This means that for the most part, Libra will act not as a crytpocurrency, but more like an electronic wallet. The distinction may seem subtle, but it changes entirely the reason for its existence. The idea behind a cryptocurrency is that value is derived through using computational power to crack mathematical problems and validate transactions. But a stablecoin only derives its value from deposited funds, so it will act as a wallet. There is nothing wrong with that, and having a mobile phone wallet could be quite appealing in some places, but it will be no different from other existing mobile services such as those already offered by Google and Apple.
The difference then would be with the use of blockchain, Libra will usher a new currency that will rely on its own smart contract language. The white paper states:
“The goal of the Libra Blockchain is to serve as a solid foundation for financial services, including a new global currency, which could meet the daily financial needs of billions of people. Through the process of evaluating existing options, we decided to build a new blockchain based on these three requirements:
Able to scale to billions of accounts, which requires high transaction throughput, low latency, and an efficient, high-capacity storage system.
Highly secure, to ensure safety of funds and financial data.
Flexible, so it can power the Libra ecosystem’s governance as well as future innovation in financial services.”
But critics have already looked at this, and it looks like this is not really a blockchain at all. FT Alphaville has done a great job of uncovering the details. The main problem is that Libra defines a blockchain in a way that is incompatible with previous definitions of blockchains, it is not decentralised, it has a proprietary and hierarchical consensus mechanism, and most importantly, it doesn’t even have blocks that are chained together. According to the article:

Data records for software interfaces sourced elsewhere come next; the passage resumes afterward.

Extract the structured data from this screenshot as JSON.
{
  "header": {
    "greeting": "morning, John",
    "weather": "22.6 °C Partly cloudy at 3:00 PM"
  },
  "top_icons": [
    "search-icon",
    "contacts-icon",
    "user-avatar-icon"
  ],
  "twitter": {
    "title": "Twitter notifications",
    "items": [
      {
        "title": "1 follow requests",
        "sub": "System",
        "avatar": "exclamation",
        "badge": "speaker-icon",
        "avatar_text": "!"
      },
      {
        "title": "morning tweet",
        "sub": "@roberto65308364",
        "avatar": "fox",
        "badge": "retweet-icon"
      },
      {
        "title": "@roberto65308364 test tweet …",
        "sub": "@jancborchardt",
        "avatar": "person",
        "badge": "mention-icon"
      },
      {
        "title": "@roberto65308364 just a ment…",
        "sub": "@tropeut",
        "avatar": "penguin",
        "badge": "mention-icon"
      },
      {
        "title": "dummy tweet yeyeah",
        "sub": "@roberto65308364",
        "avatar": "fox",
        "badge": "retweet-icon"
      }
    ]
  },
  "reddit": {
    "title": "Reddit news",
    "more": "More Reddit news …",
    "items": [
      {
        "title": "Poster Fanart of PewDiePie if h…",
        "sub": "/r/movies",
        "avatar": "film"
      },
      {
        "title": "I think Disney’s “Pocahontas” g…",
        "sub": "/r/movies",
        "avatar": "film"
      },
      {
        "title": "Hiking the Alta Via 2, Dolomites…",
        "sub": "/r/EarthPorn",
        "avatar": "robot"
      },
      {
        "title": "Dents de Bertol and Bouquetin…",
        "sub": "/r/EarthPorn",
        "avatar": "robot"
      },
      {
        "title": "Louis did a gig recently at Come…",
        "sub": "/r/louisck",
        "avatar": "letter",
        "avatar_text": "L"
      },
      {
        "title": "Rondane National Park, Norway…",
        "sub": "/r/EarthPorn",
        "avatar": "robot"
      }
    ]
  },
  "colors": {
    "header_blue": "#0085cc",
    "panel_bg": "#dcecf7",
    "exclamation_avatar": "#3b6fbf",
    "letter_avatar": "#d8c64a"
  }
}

“Talk of decentralised structures is everywhere in the frustratingly wordy but detail-light introductory material. But one thing which can be unpicked immediately is that the system only aspires to achieve decentralisation at some point in the future.
For now the unique benefits of blockchain’s “distributed governance” are only theoretical because in the first instance the Libra Blockchain will be coming to market in fully “permissioned” form, effectively centrally controlled by the founder Libra coin holders.
To save costs and to introduce efficiencies even further, the Libra administrators even float the idea of archiving off data (possibly for a fee) in order to save space — something that would be considered anathema to most self-respecting fans of immutable blockchain technology.
In short, most of the features that make a blockchain a blockchain don’t seem to be there.”
I tend to agree. Libra is impressive in many ways, it could indeed become a popular payment system powered by social media, something akin to Wechat in China, but after that most of the talk about open source code and decentralisation falls flat, when we look closely this is just a centralised data structure, but a blockchain it ain’t.